Labels Inside Input Fields
A reliable interaction for labels within forms requires the label to disappear quickly when people place their cursor into the input field so they can easily provide their answer. Otherwise, the label might stay and become part of someone’s answer.
Because labels within fields need to go away when people are entering their answer into an input field, the context for the answer is gone. So if you suddenly forget what question you’re answering, tough luck—the label is nowhere to be found. As such, labels within inputs aren’t a good solution for long or even medium-length forms. When you’re done filling in the form, all the labels are gone! That makes it a bit hard to go back and check your answers.
Apple’s solution may be able to mitigate this issue because the form is mostly asking for inputs with a known structure.
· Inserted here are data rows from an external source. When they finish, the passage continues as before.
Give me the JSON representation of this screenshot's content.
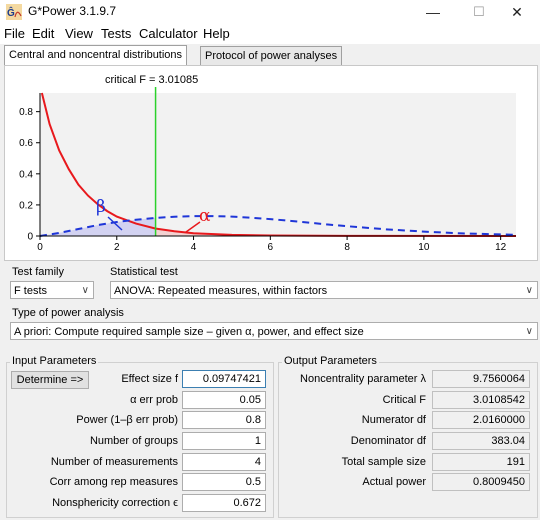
{
  "window": {
    "title": "G*Power 3.1.9.7",
    "minimize": "—",
    "maximize": "☐",
    "close": "✕"
  },
  "menu": [
    "File",
    "Edit",
    "View",
    "Tests",
    "Calculator",
    "Help"
  ],
  "tabs": [
    "Central and noncentral distributions",
    "Protocol of power analyses"
  ],
  "plot": {
    "critical_label": "critical F = 3.01085",
    "beta_symbol": "β",
    "alpha_symbol": "α",
    "x_ticks": [
      "0",
      "2",
      "4",
      "6",
      "8",
      "10",
      "12"
    ],
    "y_ticks": [
      "0",
      "0.2",
      "0.4",
      "0.6",
      "0.8"
    ]
  },
  "chart_data": {
    "type": "line",
    "xlim": [
      0,
      12.4
    ],
    "ylim": [
      0,
      0.92
    ],
    "critical_f": 3.01085,
    "x_ticks": [
      0,
      2,
      4,
      6,
      8,
      10,
      12
    ],
    "y_ticks": [
      0,
      0.2,
      0.4,
      0.6,
      0.8
    ],
    "central_curve": {
      "color": "#e8191d",
      "points": [
        [
          0.05,
          0.92
        ],
        [
          0.25,
          0.72
        ],
        [
          0.5,
          0.55
        ],
        [
          0.75,
          0.43
        ],
        [
          1.0,
          0.33
        ],
        [
          1.25,
          0.26
        ],
        [
          1.5,
          0.205
        ],
        [
          1.75,
          0.16
        ],
        [
          2.0,
          0.125
        ],
        [
          2.5,
          0.08
        ],
        [
          3.0,
          0.048
        ],
        [
          3.5,
          0.03
        ],
        [
          4.0,
          0.018
        ],
        [
          5.0,
          0.007
        ],
        [
          6.0,
          0.003
        ],
        [
          8.0,
          0.0005
        ],
        [
          12.4,
          0.0
        ]
      ]
    },
    "noncentral_curve": {
      "color": "#1f36d8",
      "points": [
        [
          0,
          0.0
        ],
        [
          0.5,
          0.02
        ],
        [
          1.0,
          0.045
        ],
        [
          1.5,
          0.07
        ],
        [
          2.0,
          0.09
        ],
        [
          2.5,
          0.105
        ],
        [
          3.0,
          0.116
        ],
        [
          3.5,
          0.124
        ],
        [
          4.0,
          0.128
        ],
        [
          4.5,
          0.128
        ],
        [
          5.0,
          0.125
        ],
        [
          5.5,
          0.118
        ],
        [
          6.0,
          0.109
        ],
        [
          6.5,
          0.098
        ],
        [
          7.0,
          0.086
        ],
        [
          7.5,
          0.074
        ],
        [
          8.0,
          0.063
        ],
        [
          9.0,
          0.043
        ],
        [
          10.0,
          0.028
        ],
        [
          11.0,
          0.017
        ],
        [
          12.0,
          0.01
        ],
        [
          12.4,
          0.008
        ]
      ]
    }
  },
  "test_family": {
    "label": "Test family",
    "value": "F tests"
  },
  "statistical_test": {
    "label": "Statistical test",
    "value": "ANOVA: Repeated measures, within factors"
  },
  "power_analysis": {
    "label": "Type of power analysis",
    "value": "A priori: Compute required sample size – given α, power, and effect size"
  },
  "input": {
    "title": "Input Parameters",
    "determine_label": "Determine =>",
    "rows": [
      {
        "label": "Effect size f",
        "value": "0.09747421"
      },
      {
        "label": "α err prob",
        "value": "0.05"
      },
      {
        "label": "Power (1–β err prob)",
        "value": "0.8"
      },
      {
        "label": "Number of groups",
        "value": "1"
      },
      {
        "label": "Number of measurements",
        "value": "4"
      },
      {
        "label": "Corr among rep measures",
        "value": "0.5"
      },
      {
        "label": "Nonsphericity correction ϵ",
        "value": "0.672"
      }
    ]
  },
  "output": {
    "title": "Output Parameters",
    "rows": [
      {
        "label": "Noncentrality parameter λ",
        "value": "9.7560064"
      },
      {
        "label": "Critical F",
        "value": "3.0108542"
      },
      {
        "label": "Numerator df",
        "value": "2.0160000"
      },
      {
        "label": "Denominator df",
        "value": "383.04"
      },
      {
        "label": "Total sample size",
        "value": "191"
      },
      {
        "label": "Actual power",
        "value": "0.8009450"
      }
    ]
  }
}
Mailing addresses, for example, have a widely known structure that can be leveraged to help people understand how to answer questions about shipping or billing locations. Other examples include first name and last name, date and time, or the parts of a phone number. These input groups can be utilized within forms to provide additional clues on which questions were answered (once the labels are gone). The always visible section headers help as well.
Lastly, labels within input fields should be presented in a way that makes it obvious at first glance that they are labels and not answers. The Apple form grays out the label text to distinguish labels from answers.
Read part 2 of Luke’s article.